According to Pronger at the Hall of Fame Reception, his original intent was to join his brother Sean at Bowling Green State University but after being drafted by the Peterborough Petes in the sixth round of the OHL Priority Selection, he decided to change course, heading to Petersborough instead. Needless to say, while Chris and Sean ended up going their separate ways, they both ended up making it to the NHL.
To say there were bumps in the road on Chris’ journey to the NHL would be an understatement. For example, early on during his rookie year with the Hartford Whalers, he managed to be one of several players arrested in a barroom brawl towards the end of the season when Hartford was scheduled to play Buffalo. It was a story he shared at the Hall of Fame Reception, where of course, he declared his innocence.

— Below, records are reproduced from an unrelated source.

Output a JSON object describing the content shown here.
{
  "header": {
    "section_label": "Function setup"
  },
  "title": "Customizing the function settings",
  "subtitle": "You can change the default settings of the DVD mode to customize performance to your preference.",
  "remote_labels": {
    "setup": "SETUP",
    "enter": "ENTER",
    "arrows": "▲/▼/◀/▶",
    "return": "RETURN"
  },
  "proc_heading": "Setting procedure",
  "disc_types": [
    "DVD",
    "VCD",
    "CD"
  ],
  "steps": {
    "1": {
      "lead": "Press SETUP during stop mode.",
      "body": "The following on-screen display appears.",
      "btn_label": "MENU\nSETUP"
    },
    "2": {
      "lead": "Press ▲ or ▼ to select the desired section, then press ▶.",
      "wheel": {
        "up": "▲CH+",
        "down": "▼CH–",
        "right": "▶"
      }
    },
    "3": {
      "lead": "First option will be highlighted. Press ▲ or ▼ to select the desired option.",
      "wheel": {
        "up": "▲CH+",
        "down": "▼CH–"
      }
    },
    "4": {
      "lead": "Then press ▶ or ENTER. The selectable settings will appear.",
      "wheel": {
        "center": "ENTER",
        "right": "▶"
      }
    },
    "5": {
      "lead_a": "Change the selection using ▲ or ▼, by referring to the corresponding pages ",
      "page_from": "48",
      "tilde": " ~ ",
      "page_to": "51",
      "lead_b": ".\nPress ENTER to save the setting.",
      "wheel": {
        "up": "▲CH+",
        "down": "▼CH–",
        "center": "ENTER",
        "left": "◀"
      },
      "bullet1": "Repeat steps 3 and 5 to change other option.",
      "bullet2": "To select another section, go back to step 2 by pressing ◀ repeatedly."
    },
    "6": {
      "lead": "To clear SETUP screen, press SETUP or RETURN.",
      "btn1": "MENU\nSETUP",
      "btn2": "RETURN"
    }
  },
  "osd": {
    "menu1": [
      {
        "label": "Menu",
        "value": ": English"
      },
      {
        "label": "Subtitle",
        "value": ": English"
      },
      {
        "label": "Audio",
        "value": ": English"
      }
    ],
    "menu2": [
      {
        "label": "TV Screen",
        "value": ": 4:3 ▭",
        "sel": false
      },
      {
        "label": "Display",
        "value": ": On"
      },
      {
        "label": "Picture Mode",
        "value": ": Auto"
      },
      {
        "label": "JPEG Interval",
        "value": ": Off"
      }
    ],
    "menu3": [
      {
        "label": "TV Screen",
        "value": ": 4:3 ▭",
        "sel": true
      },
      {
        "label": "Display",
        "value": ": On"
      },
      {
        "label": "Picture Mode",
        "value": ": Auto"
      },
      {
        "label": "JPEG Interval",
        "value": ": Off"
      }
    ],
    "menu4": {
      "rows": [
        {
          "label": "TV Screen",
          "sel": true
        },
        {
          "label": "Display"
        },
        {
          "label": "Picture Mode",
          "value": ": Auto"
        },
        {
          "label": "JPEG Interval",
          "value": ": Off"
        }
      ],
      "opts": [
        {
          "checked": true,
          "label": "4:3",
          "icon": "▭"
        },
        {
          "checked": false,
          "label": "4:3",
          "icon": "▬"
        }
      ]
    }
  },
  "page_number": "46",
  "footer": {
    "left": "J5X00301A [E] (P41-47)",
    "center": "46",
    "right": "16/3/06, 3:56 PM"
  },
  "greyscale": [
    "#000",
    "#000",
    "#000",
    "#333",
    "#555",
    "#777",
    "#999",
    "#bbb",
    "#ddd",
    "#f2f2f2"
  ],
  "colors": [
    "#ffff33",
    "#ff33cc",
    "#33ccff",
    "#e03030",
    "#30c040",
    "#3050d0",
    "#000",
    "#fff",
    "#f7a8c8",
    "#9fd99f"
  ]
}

Time to Grow Up
Following his second year with Hartford, Pronger had the misfortunate of being traded to St. Louis for fan-favorite Brendan Shanahan. In addition to that, he was brought in during one of St. Louis’s most tumultuous times, when Mike Keenan was both the general manager and coach. Despite all this, it was here in St. Louis where Pronger began to blossom as a player. A little later, the Blues then went out and acquired a couple of rather well-known players named Wayne Gretzky and Grant Fuhr.
By the 1996-97 season however, the Blues once again had another new coach. This time it was Joel Quenneville. The following season, Pronger was made captain and became an All-Star for the first time. In 1999–00, Pronger had what many consider a career year. In addition to being voted as an All-Star again, he also led the league in both points and plus/minus rating among defensemen, with 62 points and a plus-52 rating, which helped him win both the Norris Trophy as the league’s top defenseman and the Hart Trophy for the player judged to be most valuable to his team.
To put this in perspective, Brett Hull is the only other player on the St. Louis Blues to ever win the Hart Trophy during his time here while Bobby Orr was the only other player to ever win both awards in the same year. In addition to that, Pronger also had the chance to represent Canada in both the 1998 and 2002 Winter Olympics.
All told, Pronger was a four-time All-Star and also finished in the top five of Norris Trophy vote-getters five times while with St. Louis. In addition, he is in the top-10 of all-time assist leaders for St. Louis in the regular season, but it was the playoffs where he really shined for the Blues – he is in the top five for both points and assists in the post-season. In all, he spent nine years in St. Louis, the majority of his career.
Coming Back Home
Unfortunately, all of that hockey also began to take a toll on his body as he was limited to 51 games during the 2000-01 season and just five in 2002-03. Following the lockout which erased the 2004-05 season, he was traded to the Edmonton Oilers after nine years in St. Louis. Following stops in Anaheim (where he eventually won the Stanley Cup), Philadelphia, and Arizona, Pronger officially retired in 2017.
These days, he’s now the senior advisor of hockey operations for the Florida Panthers. With all that moving around, however, he and his wife Lauren eventually moved back to St. Louis and, along with his family, were all here the night they announced to the crowd that his number was going to be up in the rafters, next to Al MacInnis, Bob Gassoff, Bob and Barclay Plager, Brian Sutter, Brett Hull and Bernie Federko.
I’m a lifelong Blues fan. The year they came here is the year we moved here from the Hockey State of Minnesota. As the superstition goes, you don’t touch the cup until you win the cup. Well, here I am with the cup.